Source records
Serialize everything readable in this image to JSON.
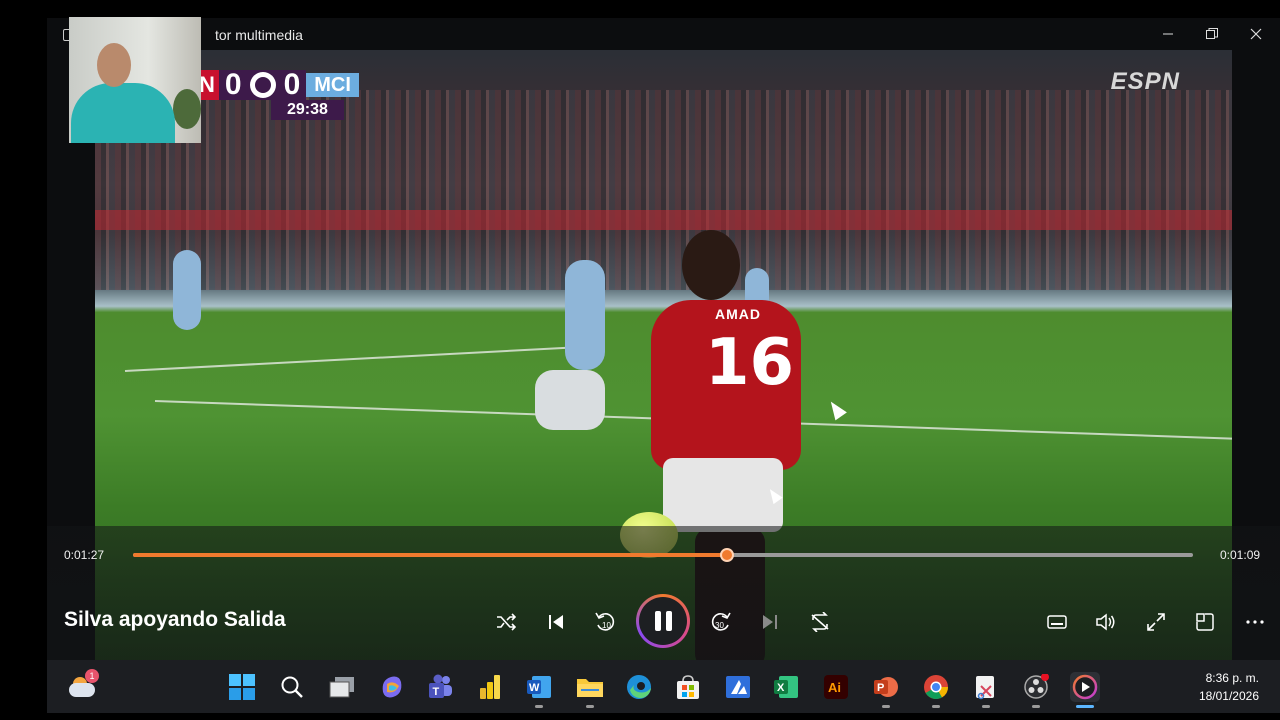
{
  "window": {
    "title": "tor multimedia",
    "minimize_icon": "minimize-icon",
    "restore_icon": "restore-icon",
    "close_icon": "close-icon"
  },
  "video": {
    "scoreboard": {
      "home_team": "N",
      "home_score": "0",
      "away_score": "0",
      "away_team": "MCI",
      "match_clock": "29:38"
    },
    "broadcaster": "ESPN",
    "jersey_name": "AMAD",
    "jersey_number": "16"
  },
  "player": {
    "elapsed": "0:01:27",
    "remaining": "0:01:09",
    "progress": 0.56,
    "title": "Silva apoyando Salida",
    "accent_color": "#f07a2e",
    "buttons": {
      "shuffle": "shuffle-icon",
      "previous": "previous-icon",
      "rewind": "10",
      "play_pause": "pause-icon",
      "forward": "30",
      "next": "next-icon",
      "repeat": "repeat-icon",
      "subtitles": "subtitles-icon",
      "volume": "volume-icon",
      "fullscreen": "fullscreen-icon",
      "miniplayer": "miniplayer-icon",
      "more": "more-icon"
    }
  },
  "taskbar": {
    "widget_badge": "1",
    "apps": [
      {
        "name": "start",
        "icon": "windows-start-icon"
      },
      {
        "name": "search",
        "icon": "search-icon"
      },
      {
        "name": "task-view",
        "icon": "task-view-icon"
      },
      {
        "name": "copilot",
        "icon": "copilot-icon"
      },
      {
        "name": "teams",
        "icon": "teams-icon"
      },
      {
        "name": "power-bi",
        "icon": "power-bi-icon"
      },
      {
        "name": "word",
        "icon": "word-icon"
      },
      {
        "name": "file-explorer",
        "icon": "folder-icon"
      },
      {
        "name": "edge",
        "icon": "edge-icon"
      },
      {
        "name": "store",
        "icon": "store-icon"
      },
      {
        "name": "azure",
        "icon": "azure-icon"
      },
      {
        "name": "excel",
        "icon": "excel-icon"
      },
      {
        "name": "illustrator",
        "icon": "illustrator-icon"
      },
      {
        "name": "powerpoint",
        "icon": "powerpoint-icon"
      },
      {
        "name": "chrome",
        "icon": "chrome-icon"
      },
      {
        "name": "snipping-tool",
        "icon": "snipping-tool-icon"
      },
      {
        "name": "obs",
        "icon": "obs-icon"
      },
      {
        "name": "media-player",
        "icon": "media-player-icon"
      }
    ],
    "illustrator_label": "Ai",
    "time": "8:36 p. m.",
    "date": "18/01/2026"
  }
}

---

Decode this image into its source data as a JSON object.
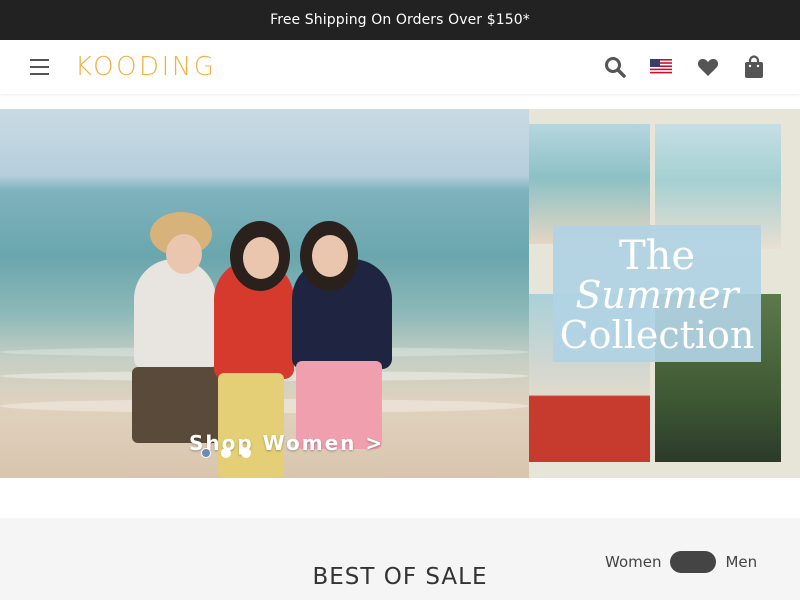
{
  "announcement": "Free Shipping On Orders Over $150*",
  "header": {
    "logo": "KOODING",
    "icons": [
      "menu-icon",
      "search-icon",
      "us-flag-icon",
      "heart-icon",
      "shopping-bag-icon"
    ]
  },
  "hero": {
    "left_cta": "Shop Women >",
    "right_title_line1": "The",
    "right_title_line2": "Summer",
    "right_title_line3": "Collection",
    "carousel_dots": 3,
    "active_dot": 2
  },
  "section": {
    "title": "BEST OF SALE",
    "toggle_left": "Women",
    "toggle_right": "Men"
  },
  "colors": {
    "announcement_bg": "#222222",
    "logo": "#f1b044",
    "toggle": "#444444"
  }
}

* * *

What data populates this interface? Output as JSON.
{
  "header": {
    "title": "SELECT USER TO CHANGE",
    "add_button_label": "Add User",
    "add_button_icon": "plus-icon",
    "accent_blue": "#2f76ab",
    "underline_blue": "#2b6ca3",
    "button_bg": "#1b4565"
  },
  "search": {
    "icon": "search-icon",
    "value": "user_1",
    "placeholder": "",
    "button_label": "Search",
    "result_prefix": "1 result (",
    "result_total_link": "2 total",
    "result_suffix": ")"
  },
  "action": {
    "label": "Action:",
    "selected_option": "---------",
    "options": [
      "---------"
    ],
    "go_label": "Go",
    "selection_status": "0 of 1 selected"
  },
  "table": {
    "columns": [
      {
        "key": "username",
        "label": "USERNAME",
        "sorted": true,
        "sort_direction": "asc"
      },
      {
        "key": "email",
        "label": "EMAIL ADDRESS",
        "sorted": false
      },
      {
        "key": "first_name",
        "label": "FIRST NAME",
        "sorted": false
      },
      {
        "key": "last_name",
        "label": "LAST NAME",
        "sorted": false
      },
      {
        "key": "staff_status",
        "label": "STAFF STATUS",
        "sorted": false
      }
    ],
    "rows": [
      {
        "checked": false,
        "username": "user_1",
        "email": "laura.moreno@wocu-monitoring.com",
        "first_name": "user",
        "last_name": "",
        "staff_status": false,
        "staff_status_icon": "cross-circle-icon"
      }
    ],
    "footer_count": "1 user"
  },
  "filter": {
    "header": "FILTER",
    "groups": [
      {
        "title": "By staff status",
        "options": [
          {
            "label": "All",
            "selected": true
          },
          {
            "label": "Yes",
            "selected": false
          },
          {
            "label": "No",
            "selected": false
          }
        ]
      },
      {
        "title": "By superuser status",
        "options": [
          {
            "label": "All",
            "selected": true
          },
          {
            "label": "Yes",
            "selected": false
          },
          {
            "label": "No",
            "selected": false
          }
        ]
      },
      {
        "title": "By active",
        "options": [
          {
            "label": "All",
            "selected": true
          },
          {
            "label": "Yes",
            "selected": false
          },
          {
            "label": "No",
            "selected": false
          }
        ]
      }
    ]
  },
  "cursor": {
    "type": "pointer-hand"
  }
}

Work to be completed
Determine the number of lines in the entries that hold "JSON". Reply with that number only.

Solution to the problem
3